Washington County Coroner Tim Warco has ridden atop a firetruck in Canonsburg’s annual Fourth of July parade for 21 years – and it would be 22, if it weren’t for a plan to downsize this year.
The Canonsburg parade committee decided to limit the number of participants this year in order to trim an event that has “gotten a little bloated” over the past two years, according to parade Co-Chairman Sean Terling.
Canonsburg Mayor David Rhome and Canonsburg council members were the only elected officials invited to walk or ride along the parade route this year. Other cuts included two car clubs and any fire department that is not in the immediate Canonsburg area.
Terling said the committee hopes the parade, which usually lasts over three hours, can be reduced to no more than two hours.
Although it “wasn’t an easy decision,” Terling said many residents have other holiday plans, and watching scores of cars and walkers can be more daunting than delightful.
“We looked at it and tried to evaluate it from an entertainment value and see where we could get the most bang for our buck,” he said.
Warco said he was disappointed in the decision and questioned whether cutting elected officials from the parade would actually save time. He enjoyed taking his nephew on a fire truck that chugged along the parade route, and he hoped to continue that tradition with his grandson once he was old enough.

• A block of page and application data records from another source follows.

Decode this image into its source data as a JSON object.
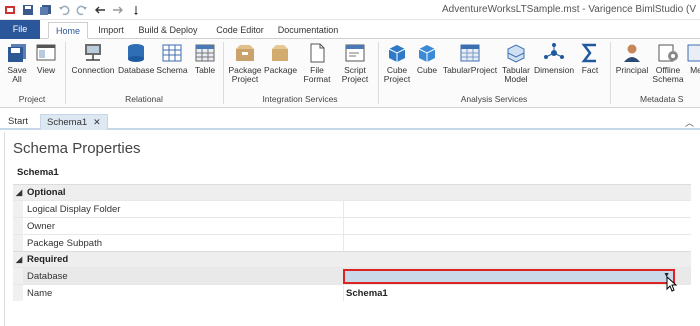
{
  "window": {
    "title": "AdventureWorksLTSample.mst - Varigence BimlStudio (V"
  },
  "ribbon_tabs": [
    "File",
    "Home",
    "Import",
    "Build & Deploy",
    "Code Editor",
    "Documentation"
  ],
  "groups": {
    "project": "Project",
    "relational": "Relational",
    "integration": "Integration Services",
    "analysis": "Analysis Services",
    "metadata": "Metadata S"
  },
  "buttons": {
    "save_all": "Save All",
    "view": "View",
    "connection": "Connection",
    "database": "Database",
    "schema": "Schema",
    "table": "Table",
    "package_project": "Package Project",
    "package": "Package",
    "file_format": "File Format",
    "script_project": "Script Project",
    "cube_project": "Cube Project",
    "cube": "Cube",
    "tabular_project": "TabularProject",
    "tabular_model": "Tabular Model",
    "dimension": "Dimension",
    "fact": "Fact",
    "principal": "Principal",
    "offline_schema": "Offline Schema",
    "me": "Me"
  },
  "doc_tabs": {
    "start": "Start",
    "schema": "Schema1"
  },
  "properties": {
    "title": "Schema Properties",
    "object_name": "Schema1",
    "optional_label": "Optional",
    "logical_display_folder": "Logical Display Folder",
    "owner": "Owner",
    "package_subpath": "Package Subpath",
    "required_label": "Required",
    "database": "Database",
    "name": "Name",
    "name_value": "Schema1"
  }
}
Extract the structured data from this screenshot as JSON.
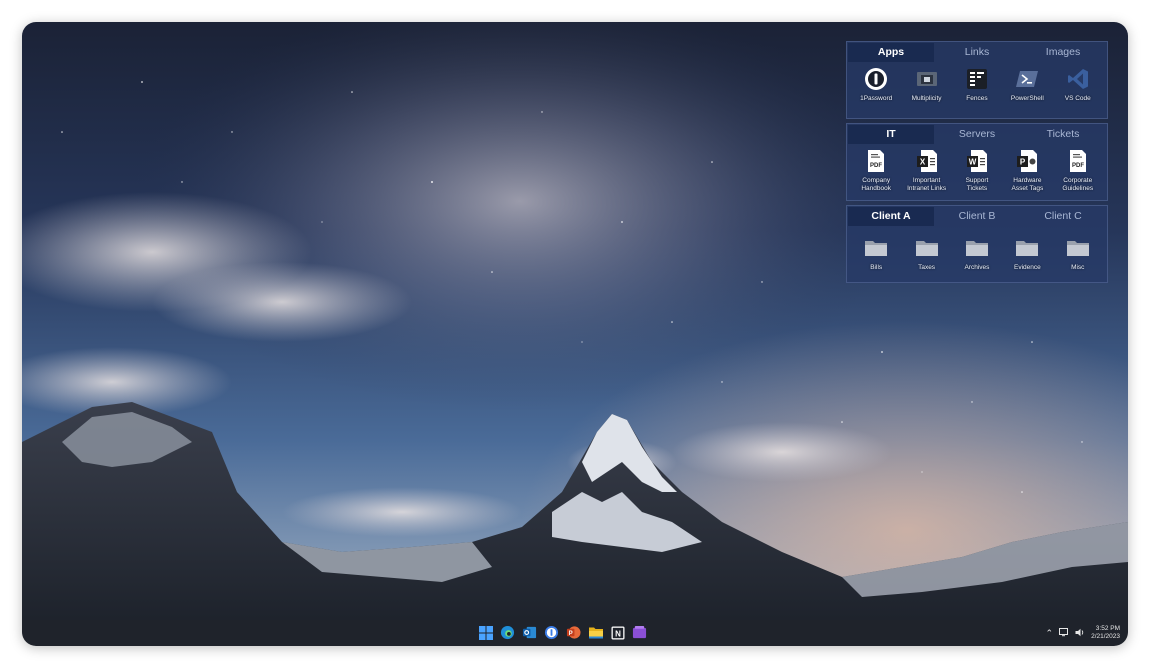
{
  "fences": [
    {
      "tabs": [
        "Apps",
        "Links",
        "Images"
      ],
      "active_tab": 0,
      "items": [
        {
          "label": "1Password",
          "icon": "1password-icon"
        },
        {
          "label": "Multiplicity",
          "icon": "multiplicity-icon"
        },
        {
          "label": "Fences",
          "icon": "fences-icon"
        },
        {
          "label": "PowerShell",
          "icon": "powershell-icon"
        },
        {
          "label": "VS Code",
          "icon": "vscode-icon"
        }
      ]
    },
    {
      "tabs": [
        "IT",
        "Servers",
        "Tickets"
      ],
      "active_tab": 0,
      "items": [
        {
          "label": "Company\nHandbook",
          "icon": "pdf-file-icon"
        },
        {
          "label": "Important\nIntranet Links",
          "icon": "excel-file-icon"
        },
        {
          "label": "Support\nTickets",
          "icon": "word-file-icon"
        },
        {
          "label": "Hardware\nAsset Tags",
          "icon": "powerpoint-file-icon"
        },
        {
          "label": "Corporate\nGuidelines",
          "icon": "pdf-file-icon"
        }
      ]
    },
    {
      "tabs": [
        "Client A",
        "Client B",
        "Client C"
      ],
      "active_tab": 0,
      "items": [
        {
          "label": "Bills",
          "icon": "folder-icon"
        },
        {
          "label": "Taxes",
          "icon": "folder-icon"
        },
        {
          "label": "Archives",
          "icon": "folder-icon"
        },
        {
          "label": "Evidence",
          "icon": "folder-icon"
        },
        {
          "label": "Misc",
          "icon": "folder-icon"
        }
      ]
    }
  ],
  "taskbar": {
    "apps": [
      "start-icon",
      "edge-icon",
      "outlook-icon",
      "1password-icon",
      "powerpoint-icon",
      "file-explorer-icon",
      "notion-icon",
      "onenote-icon"
    ]
  },
  "tray": {
    "time": "3:52 PM",
    "date": "2/21/2023"
  },
  "colors": {
    "fence_bg": "#263a66",
    "fence_active_tab": "#18284e",
    "taskbar": "#1f232b"
  }
}
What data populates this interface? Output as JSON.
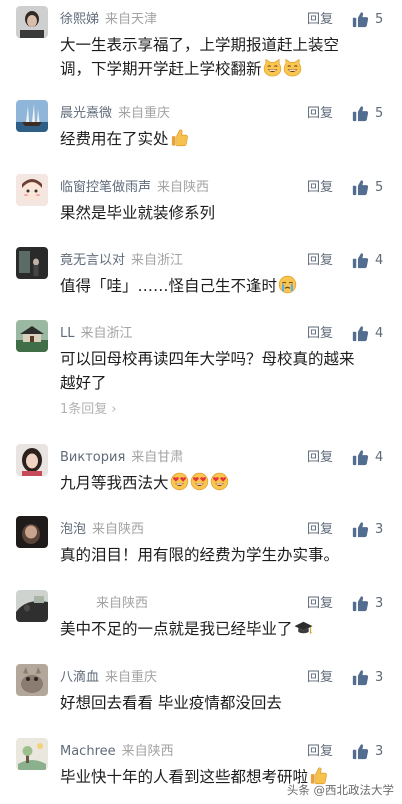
{
  "reply_label": "回复",
  "watermark": "头条 @西北政法大学",
  "comments": [
    {
      "name": "徐熙娣",
      "location": "来自天津",
      "likes": "5",
      "text": "大一生表示享福了，上学期报道赶上装空调，下学期开学赶上学校翻新",
      "emoji": "cat-smile"
    },
    {
      "name": "晨光熹微",
      "location": "来自重庆",
      "likes": "5",
      "text": "经费用在了实处",
      "emoji": "thumbs-up"
    },
    {
      "name": "临窗控笔做雨声",
      "location": "来自陕西",
      "likes": "5",
      "text": "果然是毕业就装修系列",
      "emoji": ""
    },
    {
      "name": "竟无言以对",
      "location": "来自浙江",
      "likes": "4",
      "text": "值得「哇」……怪自己生不逢时",
      "emoji": "crying-face"
    },
    {
      "name": "LL",
      "location": "来自浙江",
      "likes": "4",
      "text": "可以回母校再读四年大学吗？母校真的越来越好了",
      "emoji": "",
      "sub_replies": "1条回复"
    },
    {
      "name": "Виктория",
      "location": "来自甘肃",
      "likes": "4",
      "text": "九月等我西法大",
      "emoji": "heart-eyes"
    },
    {
      "name": "泡泡",
      "location": "来自陕西",
      "likes": "3",
      "text": "真的泪目！用有限的经费为学生办实事。",
      "emoji": ""
    },
    {
      "name": "",
      "location": "来自陕西",
      "likes": "3",
      "text": "美中不足的一点就是我已经毕业了",
      "emoji": "graduation-cap"
    },
    {
      "name": "八滴血",
      "location": "来自重庆",
      "likes": "3",
      "text": "好想回去看看 毕业疫情都没回去",
      "emoji": ""
    },
    {
      "name": "Machree",
      "location": "来自陕西",
      "likes": "3",
      "text": "毕业快十年的人看到这些都想考研啦",
      "emoji": "thumbs-up"
    }
  ]
}
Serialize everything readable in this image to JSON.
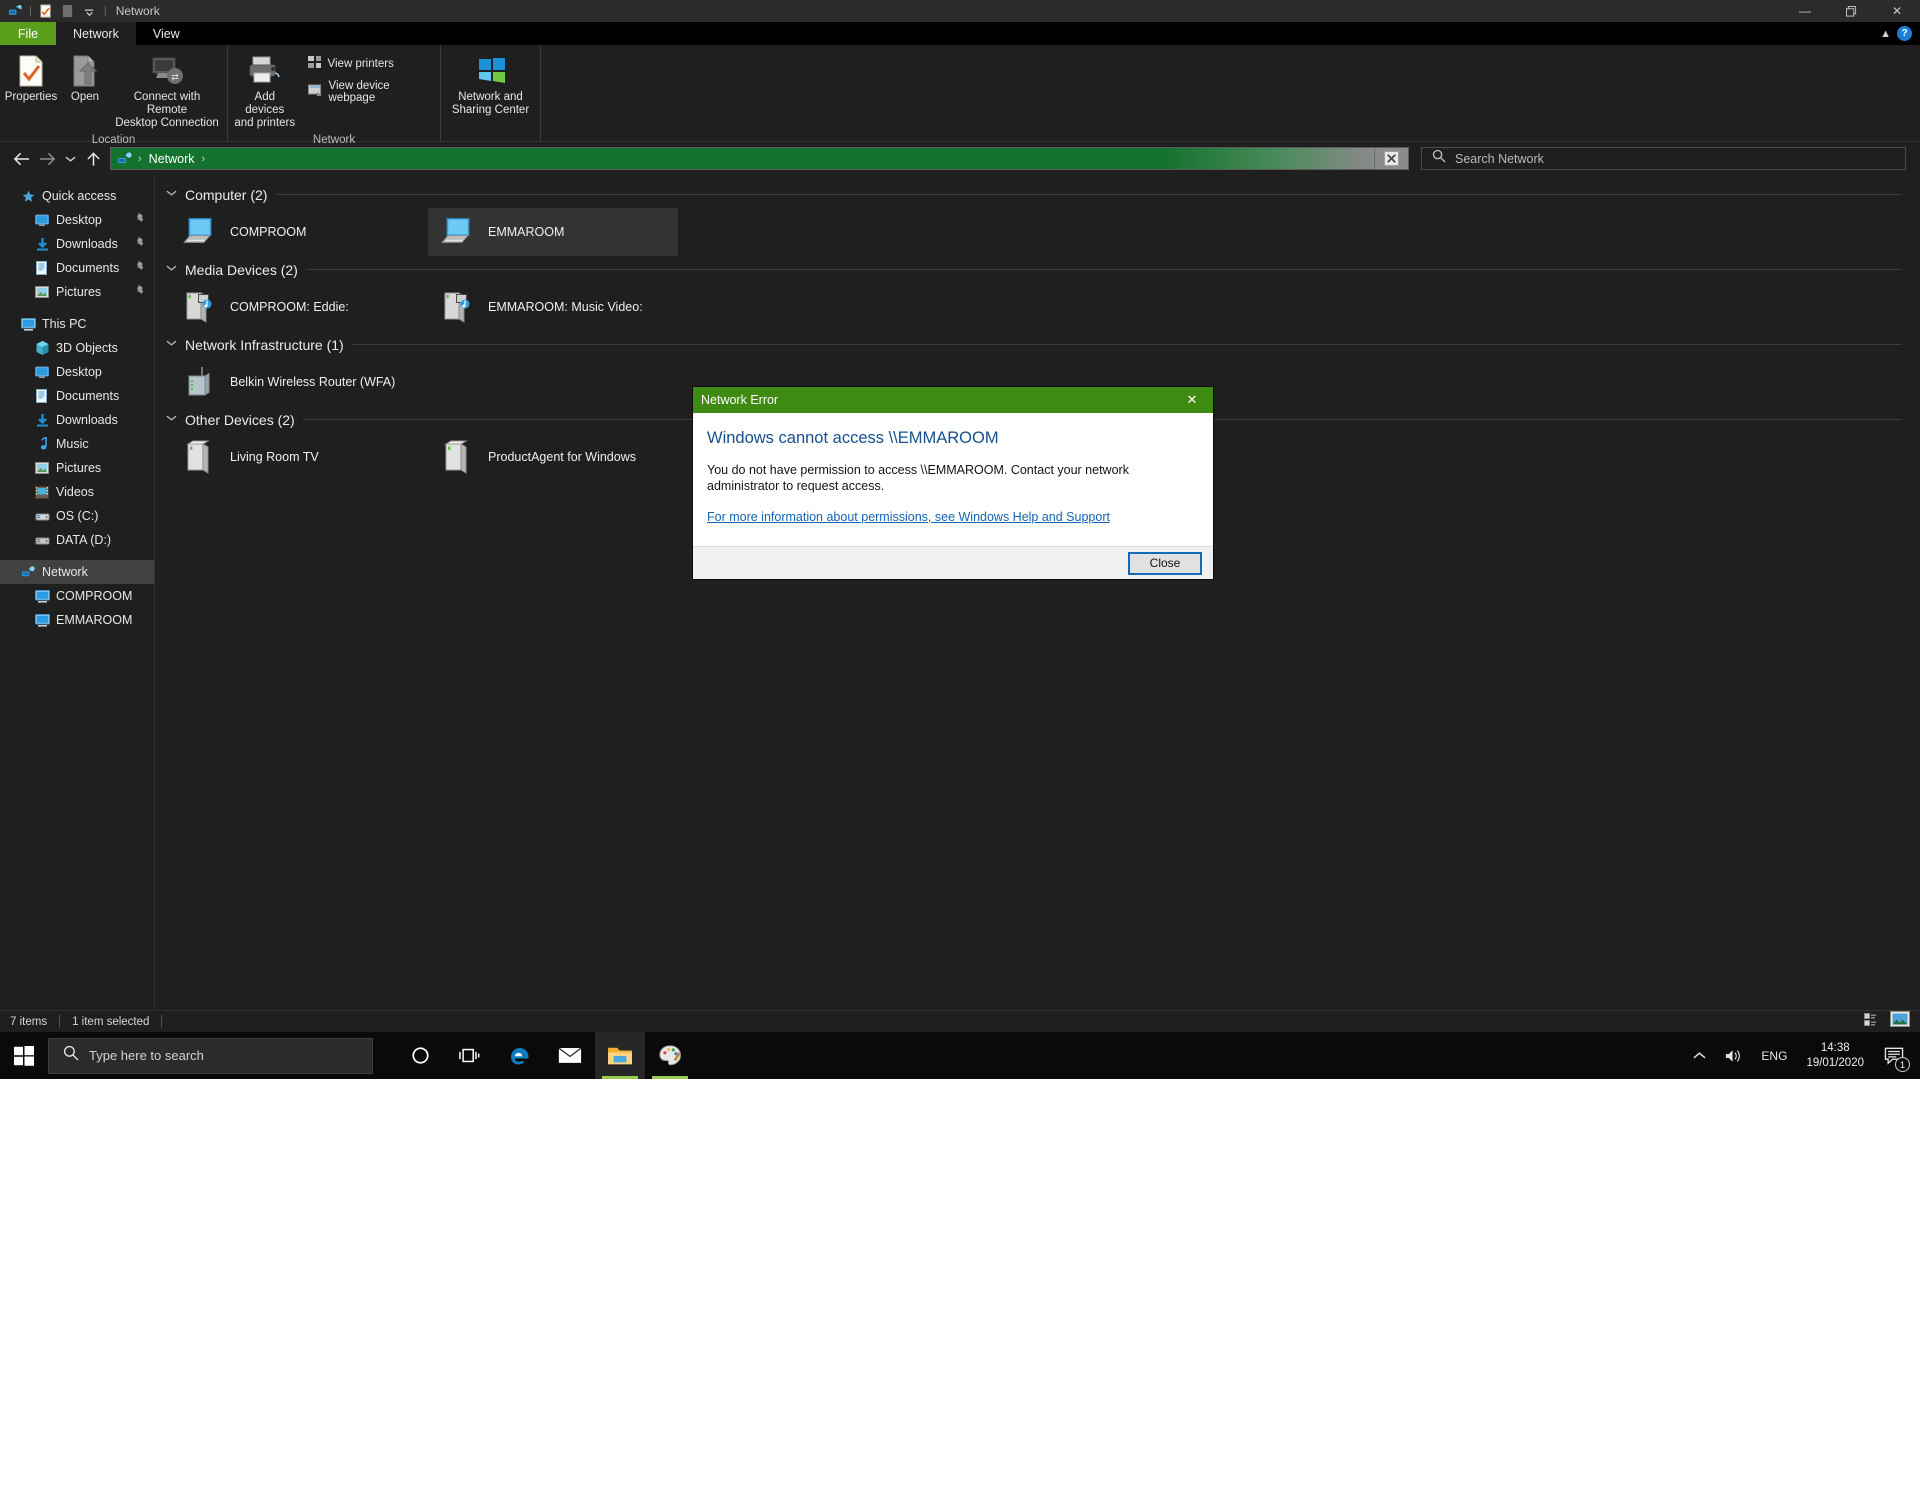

“I’m like a big kid. I enjoyed that parade, and I looked forward to it,” he said. “I hope they achieve their motivation by downsizing, and if they continue to downsize, maybe no one will come.”
State Rep. Brandon Neuman, D-North Strabane, said he had not heard about the parade cuts, but he still plans on attending even if he cannot participate.
“It’s great for the town, and it’s great for Canonsburg,” he said. “It draws a lot of good attention to a small town. If I’m not going to be in the parade, I guess they’ll tell me soon.”
Washington County Commissioner Diana Irey Vaughan has participated in the Canonsburg parade for about 18 years, but she did not object to the plan to downsize.
“The parade has gotten longer over the years, and it’s certainly understandable, them having to downsize,” she said, adding that she will be happy to watch the parade from the crowd. “They do a terrific job with the parade.”
Terling said the committee has received some backlash for the decision, but he urges elected officials to join larger clubs or organizations to participate in the parade, which would be more time effective than each individual having his or her own car. State Sen. Tim Solobay, D-Canonsburg, is also the first assistant chief of Canonsburg’s Volunteer Fire Department, so he will be riding a fire truck in the parade. Terling said that ultimately, the decision to downsize was nothing personal, and “if there are people that are turned away, hopefully they understand.”